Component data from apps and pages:
BEGIN

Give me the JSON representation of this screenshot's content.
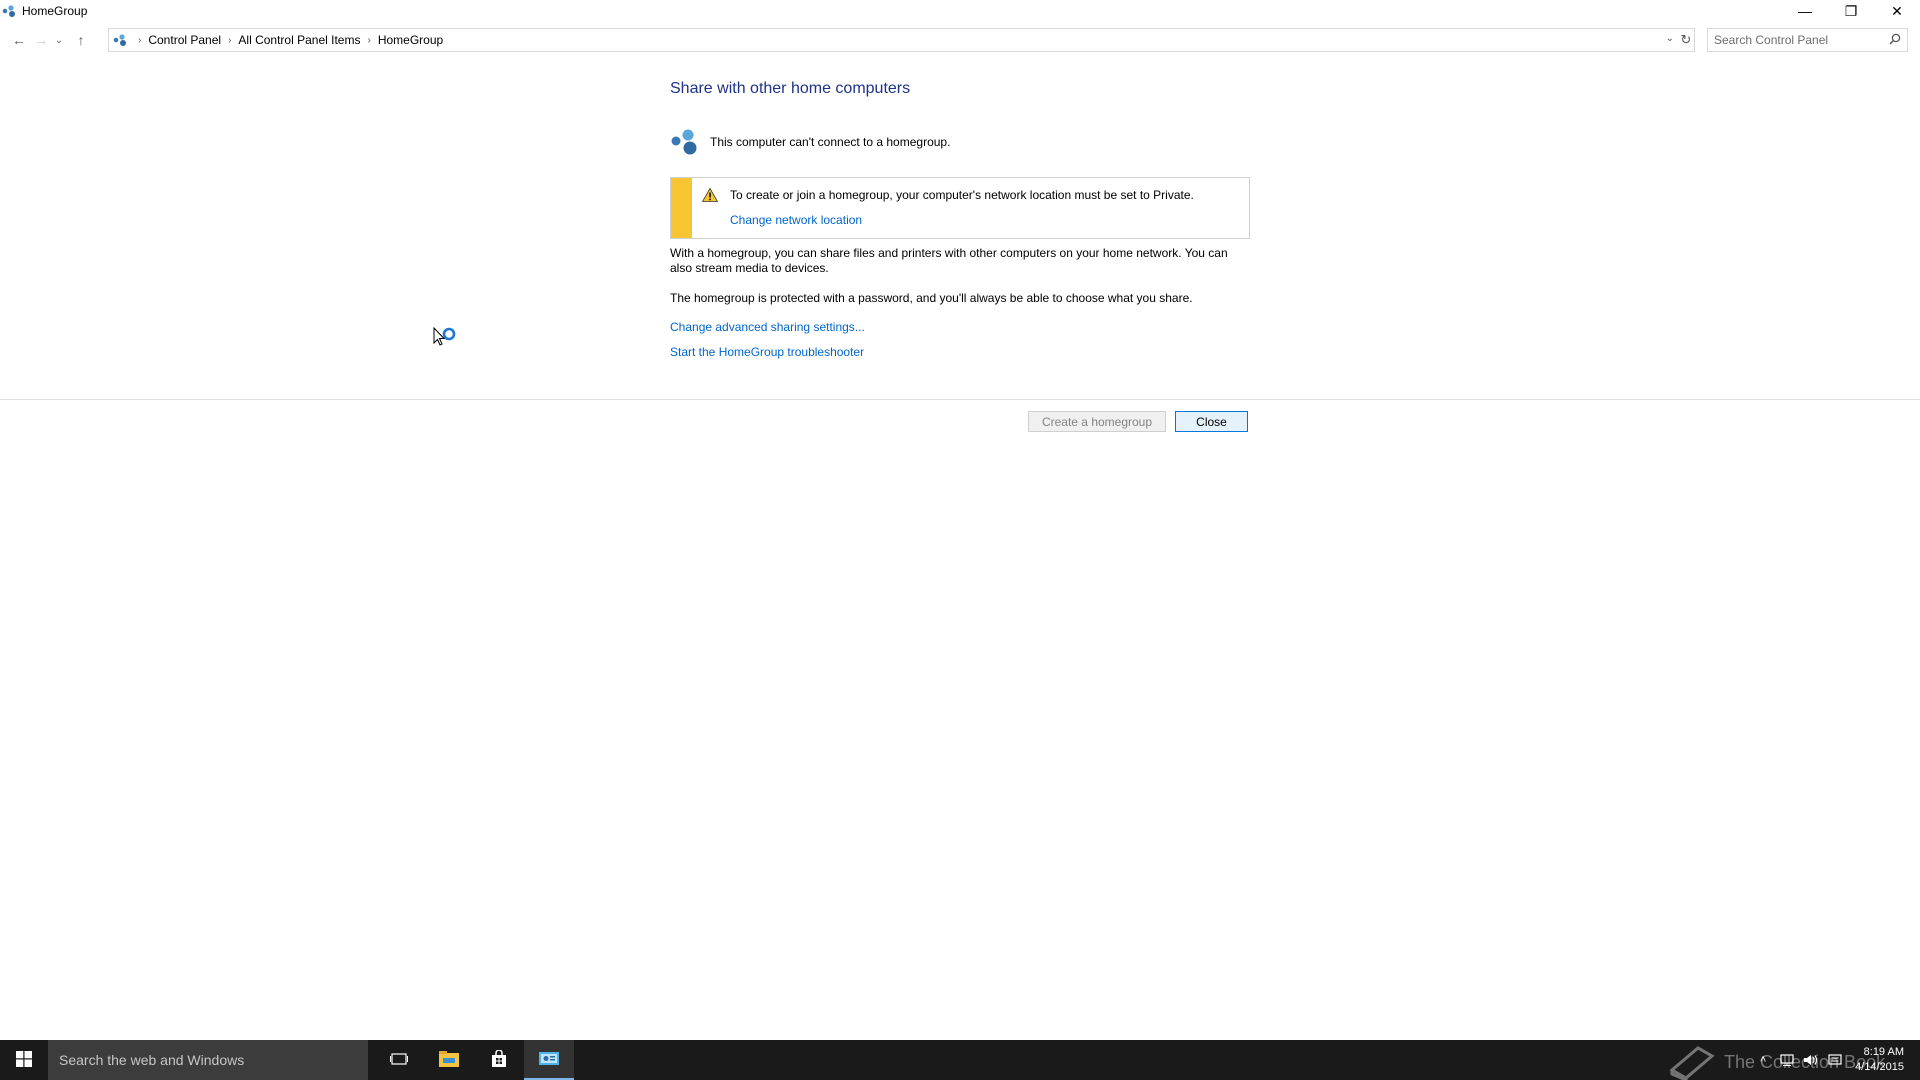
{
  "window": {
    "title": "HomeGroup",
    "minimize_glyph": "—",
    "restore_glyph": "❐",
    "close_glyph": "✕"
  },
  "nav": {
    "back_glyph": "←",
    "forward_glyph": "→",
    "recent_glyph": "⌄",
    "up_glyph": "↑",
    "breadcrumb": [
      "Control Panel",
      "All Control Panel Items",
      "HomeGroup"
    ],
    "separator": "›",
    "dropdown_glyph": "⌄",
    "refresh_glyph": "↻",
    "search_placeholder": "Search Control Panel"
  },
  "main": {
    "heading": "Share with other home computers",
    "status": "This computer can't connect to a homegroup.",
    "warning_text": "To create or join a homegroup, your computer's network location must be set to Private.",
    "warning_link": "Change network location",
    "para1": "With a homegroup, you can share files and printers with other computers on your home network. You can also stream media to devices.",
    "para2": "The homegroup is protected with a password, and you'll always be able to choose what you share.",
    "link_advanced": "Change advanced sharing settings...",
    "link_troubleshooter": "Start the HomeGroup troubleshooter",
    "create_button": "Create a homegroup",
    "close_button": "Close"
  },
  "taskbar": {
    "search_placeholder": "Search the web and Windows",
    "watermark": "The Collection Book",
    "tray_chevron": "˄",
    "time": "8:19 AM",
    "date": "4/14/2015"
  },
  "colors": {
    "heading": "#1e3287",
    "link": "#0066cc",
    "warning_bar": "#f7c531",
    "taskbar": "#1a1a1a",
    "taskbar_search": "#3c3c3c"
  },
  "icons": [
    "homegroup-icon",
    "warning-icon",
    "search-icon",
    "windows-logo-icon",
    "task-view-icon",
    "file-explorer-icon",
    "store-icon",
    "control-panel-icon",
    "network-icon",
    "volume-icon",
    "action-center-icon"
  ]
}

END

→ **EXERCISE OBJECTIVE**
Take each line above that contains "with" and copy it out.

→ **REPLY**
    "heading": "Share with other home computers",
    "para1": "With a homegroup, you can share files and printers with other computers on your home network. You can also stream media to devices.",
    "para2": "The homegroup is protected with a password, and you'll always be able to choose what you share.",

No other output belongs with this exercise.